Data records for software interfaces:

----------

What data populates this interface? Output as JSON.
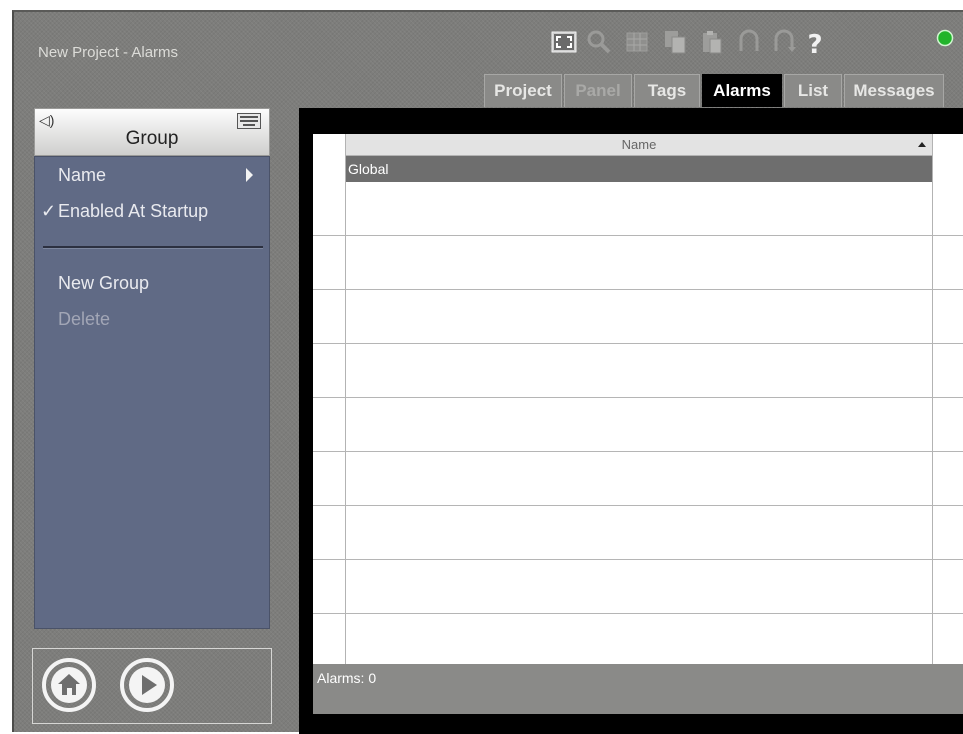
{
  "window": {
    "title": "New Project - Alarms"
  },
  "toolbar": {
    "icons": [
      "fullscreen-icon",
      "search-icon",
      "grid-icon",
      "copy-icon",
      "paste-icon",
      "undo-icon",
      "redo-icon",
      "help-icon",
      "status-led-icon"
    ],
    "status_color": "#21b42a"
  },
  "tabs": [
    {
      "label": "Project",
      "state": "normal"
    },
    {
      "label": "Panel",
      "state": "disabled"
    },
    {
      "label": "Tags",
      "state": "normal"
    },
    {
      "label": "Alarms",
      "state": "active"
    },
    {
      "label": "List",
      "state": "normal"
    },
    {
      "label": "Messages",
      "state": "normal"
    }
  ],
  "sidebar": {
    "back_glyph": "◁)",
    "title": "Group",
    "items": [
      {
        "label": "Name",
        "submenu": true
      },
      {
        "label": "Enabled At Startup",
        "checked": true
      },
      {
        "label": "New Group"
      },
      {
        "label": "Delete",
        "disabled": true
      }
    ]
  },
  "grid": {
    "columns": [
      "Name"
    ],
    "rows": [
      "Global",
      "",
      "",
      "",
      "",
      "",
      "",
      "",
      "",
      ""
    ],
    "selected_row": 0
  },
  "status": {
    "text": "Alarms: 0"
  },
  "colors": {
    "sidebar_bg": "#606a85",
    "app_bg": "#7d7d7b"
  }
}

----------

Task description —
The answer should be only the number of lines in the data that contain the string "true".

Expected answer —
3